The roots of this prediction effect — in which the performer lays down a card, someone freely names a card, and the card on the table is flipped up to show it is the named one — are found in August Roterberg's New Era Card Tricks, 1897, p. 158 & 167, where he gives four methods, all unattributed, under the titles “Marvelous Coincidence,” and “Grande Clairvoyance Mysterieuse,” respectively. The latter appeared a year earlier in German in Friedrich Wilhelm Conradi's Der Moderne Karten Künstler , 1896, p. 52. And all this work grew from similar ideas by Johann Hofzinser, described within “Pre-Determination of Thought” in Kartenkünste, 1910, p. 59 of the Sharpe translation.
R. W. Hull advertised a trick in Linking Ring, Vol. 10 No. 7, Sep. 1930, p. 791, titled “The Hypnotic Joker.” It was a one-deck version of the effect treated by Roterberg, whose methods all openly employed two decks. Hull's “The Hypnotic Joker” was never released. Its method is believed to have appeared in Greater Magic, 1938, p. 327, under the title “Three of Clubs”, with no credit to an inventor. This method recombined elements of the methods in Roterberg. Stewart James eventually made the connection between Hull's “The Hypnotic Joker” and “Three of Clubs,” which was published in Hugard's Magic Monthly, Vol. 20 No. 9, May 1963, p. 66.

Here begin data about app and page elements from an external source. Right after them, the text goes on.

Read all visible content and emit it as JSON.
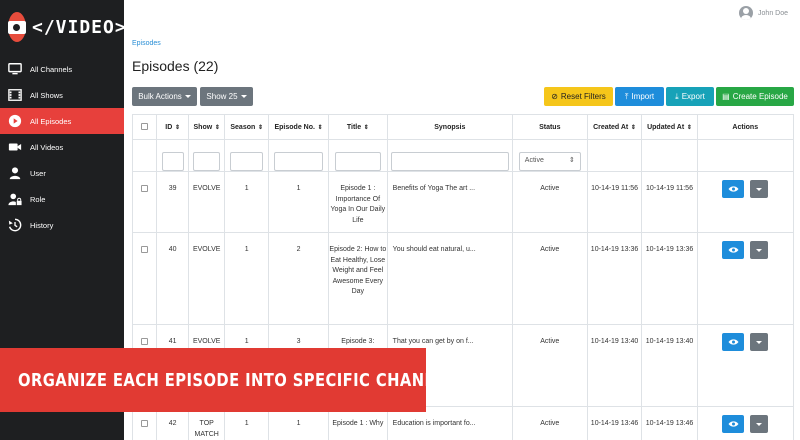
{
  "app": {
    "logo_text": "</VIDEO>"
  },
  "user": {
    "name": "John Doe"
  },
  "sidebar": {
    "items": [
      {
        "label": "All Channels",
        "icon": "monitor-icon"
      },
      {
        "label": "All Shows",
        "icon": "film-icon"
      },
      {
        "label": "All Episodes",
        "icon": "play-circle-icon",
        "active": true
      },
      {
        "label": "All Videos",
        "icon": "video-camera-icon"
      },
      {
        "label": "User",
        "icon": "user-icon"
      },
      {
        "label": "Role",
        "icon": "user-lock-icon"
      },
      {
        "label": "History",
        "icon": "history-icon"
      }
    ]
  },
  "breadcrumb": "Episodes",
  "page_title": "Episodes (22)",
  "toolbar": {
    "bulk_actions": "Bulk Actions",
    "show": "Show 25",
    "reset_filters": "Reset Filters",
    "import": "Import",
    "export": "Export",
    "create_episode": "Create Episode"
  },
  "table": {
    "columns": [
      "ID",
      "Show",
      "Season",
      "Episode No.",
      "Title",
      "Synopsis",
      "Status",
      "Created At",
      "Updated At",
      "Actions"
    ],
    "status_filter": "Active",
    "rows": [
      {
        "id": "39",
        "show": "EVOLVE",
        "season": "1",
        "episode": "1",
        "title": "Episode 1 : Importance Of Yoga In Our Daily Life",
        "synopsis": "Benefits of Yoga The art ...",
        "status": "Active",
        "created": "10-14-19 11:56",
        "updated": "10-14-19 11:56"
      },
      {
        "id": "40",
        "show": "EVOLVE",
        "season": "1",
        "episode": "2",
        "title": "Episode 2: How to Eat Healthy, Lose Weight and Feel Awesome Every Day",
        "synopsis": "You should eat natural, u...",
        "status": "Active",
        "created": "10-14-19 13:36",
        "updated": "10-14-19 13:36"
      },
      {
        "id": "41",
        "show": "EVOLVE",
        "season": "1",
        "episode": "3",
        "title": "Episode 3:",
        "synopsis": "That you can get by on f...",
        "status": "Active",
        "created": "10-14-19 13:40",
        "updated": "10-14-19 13:40"
      },
      {
        "id": "42",
        "show": "TOP MATCH",
        "season": "1",
        "episode": "1",
        "title": "Episode 1 : Why",
        "synopsis": "Education is important fo...",
        "status": "Active",
        "created": "10-14-19 13:46",
        "updated": "10-14-19 13:46"
      }
    ]
  },
  "banner": "ORGANIZE EACH EPISODE INTO SPECIFIC CHANNELS",
  "colors": {
    "accent": "#e7403c",
    "sidebar": "#1e1f21",
    "primary": "#1e8ddb",
    "warning": "#f5c61a",
    "success": "#28a745",
    "info": "#17a2b8"
  }
}
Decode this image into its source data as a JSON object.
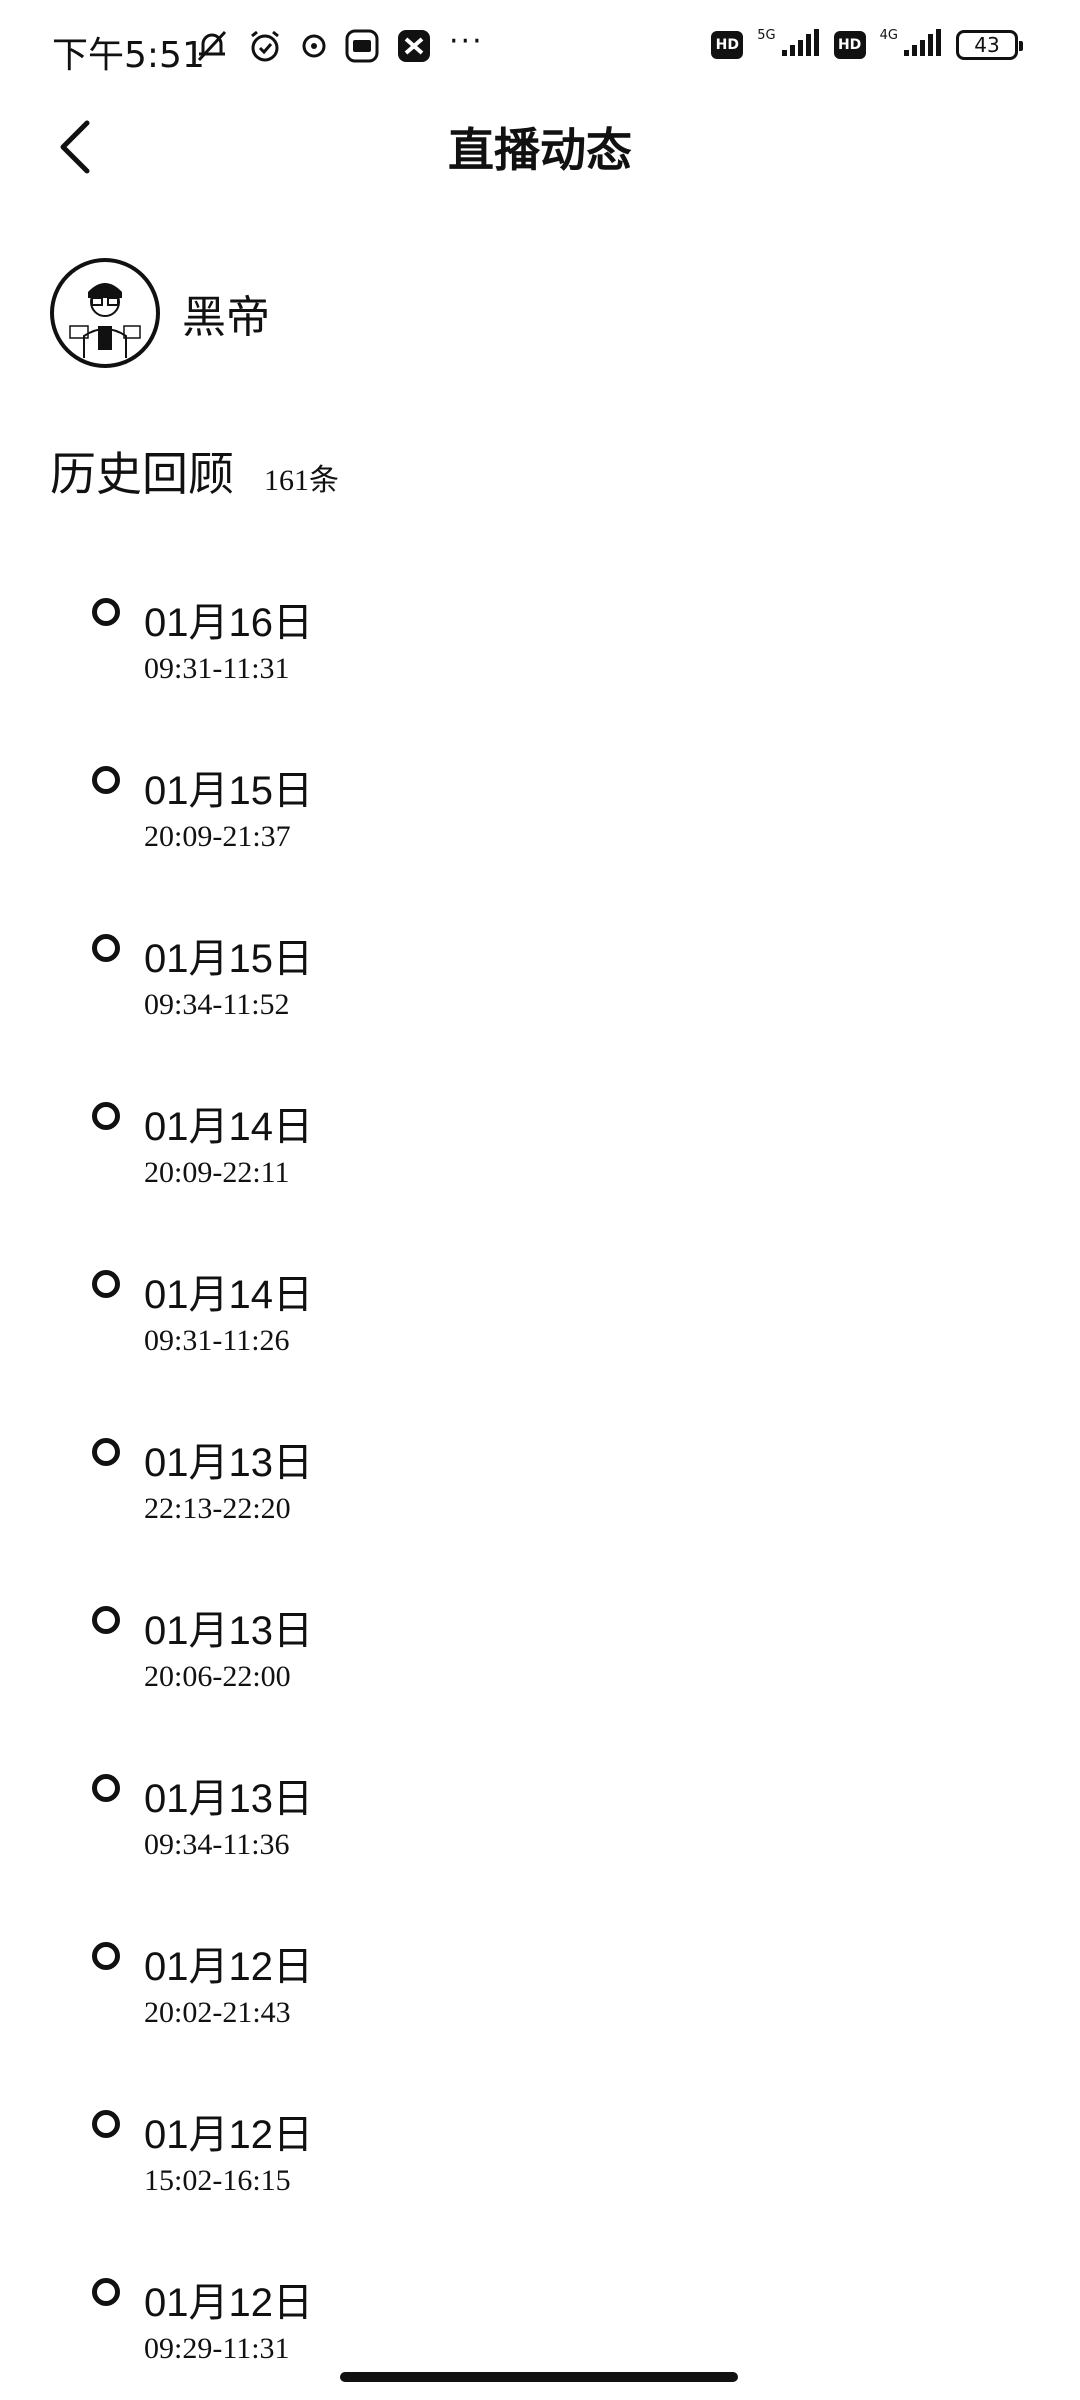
{
  "status_bar": {
    "time": "下午5:51",
    "network_5g": "5G",
    "network_4g": "4G",
    "hd": "HD",
    "battery": "43",
    "more": "···"
  },
  "header": {
    "title": "直播动态"
  },
  "profile": {
    "name": "黑帝"
  },
  "section": {
    "title": "历史回顾",
    "count": "161条"
  },
  "items": [
    {
      "date": "01月16日",
      "time": "09:31-11:31"
    },
    {
      "date": "01月15日",
      "time": "20:09-21:37"
    },
    {
      "date": "01月15日",
      "time": "09:34-11:52"
    },
    {
      "date": "01月14日",
      "time": "20:09-22:11"
    },
    {
      "date": "01月14日",
      "time": "09:31-11:26"
    },
    {
      "date": "01月13日",
      "time": "22:13-22:20"
    },
    {
      "date": "01月13日",
      "time": "20:06-22:00"
    },
    {
      "date": "01月13日",
      "time": "09:34-11:36"
    },
    {
      "date": "01月12日",
      "time": "20:02-21:43"
    },
    {
      "date": "01月12日",
      "time": "15:02-16:15"
    },
    {
      "date": "01月12日",
      "time": "09:29-11:31"
    }
  ]
}
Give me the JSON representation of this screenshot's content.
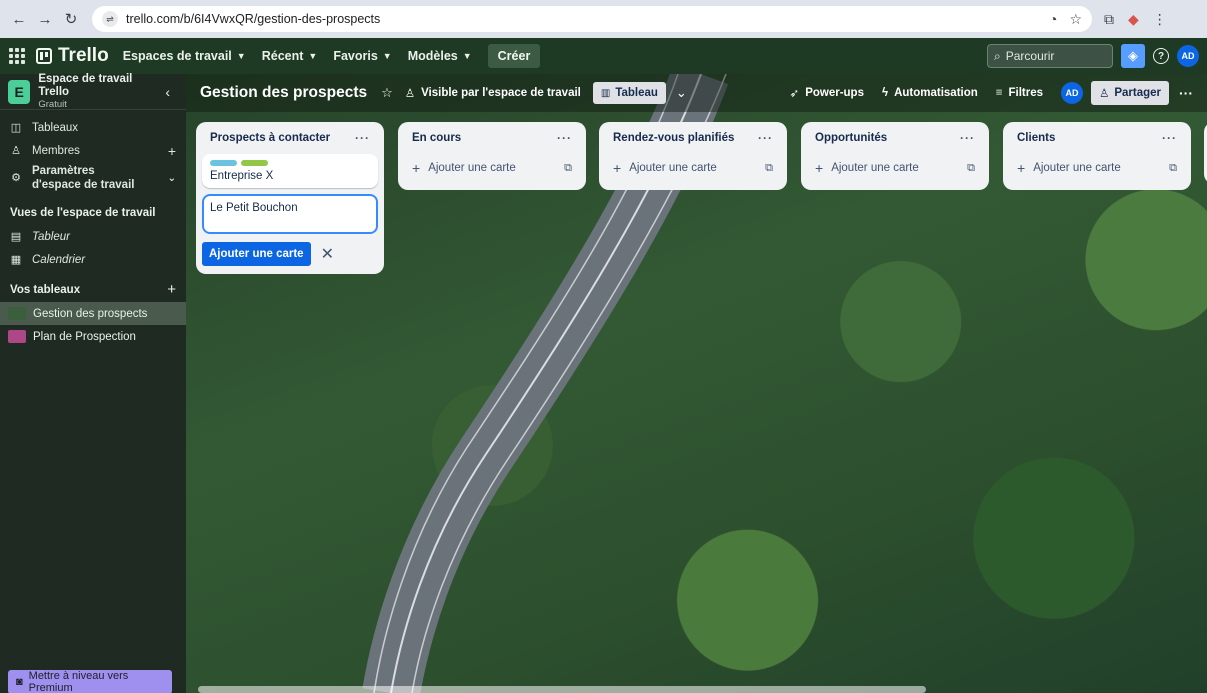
{
  "browser": {
    "url": "trello.com/b/6I4VwxQR/gestion-des-prospects",
    "site_info_icon": "site-info-icon"
  },
  "header": {
    "logo": "Trello",
    "nav": [
      "Espaces de travail",
      "Récent",
      "Favoris",
      "Modèles"
    ],
    "create_label": "Créer",
    "search_placeholder": "Parcourir",
    "avatar_initials": "AD"
  },
  "sidebar": {
    "workspace_initial": "E",
    "workspace_name": "Espace de travail Trello",
    "workspace_plan": "Gratuit",
    "items": [
      {
        "label": "Tableaux",
        "icon": "board-icon"
      },
      {
        "label": "Membres",
        "icon": "person-icon"
      },
      {
        "label": "Paramètres d'espace de travail",
        "icon": "gear-icon"
      }
    ],
    "views_title": "Vues de l'espace de travail",
    "views": [
      {
        "label": "Tableur",
        "icon": "table-icon"
      },
      {
        "label": "Calendrier",
        "icon": "calendar-icon"
      }
    ],
    "boards_title": "Vos tableaux",
    "boards": [
      {
        "label": "Gestion des prospects",
        "color": "#3b5f3c"
      },
      {
        "label": "Plan de Prospection",
        "color": "#ae4787"
      }
    ],
    "premium_label": "Mettre à niveau vers Premium"
  },
  "board": {
    "title": "Gestion des prospects",
    "visibility": "Visible par l'espace de travail",
    "view": "Tableau",
    "powerups": "Power-ups",
    "automation": "Automatisation",
    "filters": "Filtres",
    "avatar_initials": "AD",
    "share": "Partager"
  },
  "lists": [
    {
      "title": "Prospects à contacter",
      "cards": [
        {
          "text": "Entreprise X",
          "labels": [
            "#6cc3e0",
            "#94c748"
          ]
        }
      ],
      "composer_text": "Le Petit Bouchon",
      "composer_button": "Ajouter une carte"
    },
    {
      "title": "En cours",
      "add_label": "Ajouter une carte"
    },
    {
      "title": "Rendez-vous planifiés",
      "add_label": "Ajouter une carte"
    },
    {
      "title": "Opportunités",
      "add_label": "Ajouter une carte"
    },
    {
      "title": "Clients",
      "add_label": "Ajouter une carte"
    }
  ]
}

The methodological structure that “Three of Clubs” employed was also developed by Jack McMillen before Hull began advertising “The Hypnotic Joker.” This appeared in his “The Transformer Card” within The Sphinx, Vol. 28 No. 1, Mar. 1929, p. 25. While their structures are the same, the main difference between McMillen's and Hull's approaches is that Hull placed the initial card on the table, whereas McMillen placed it in his pocket.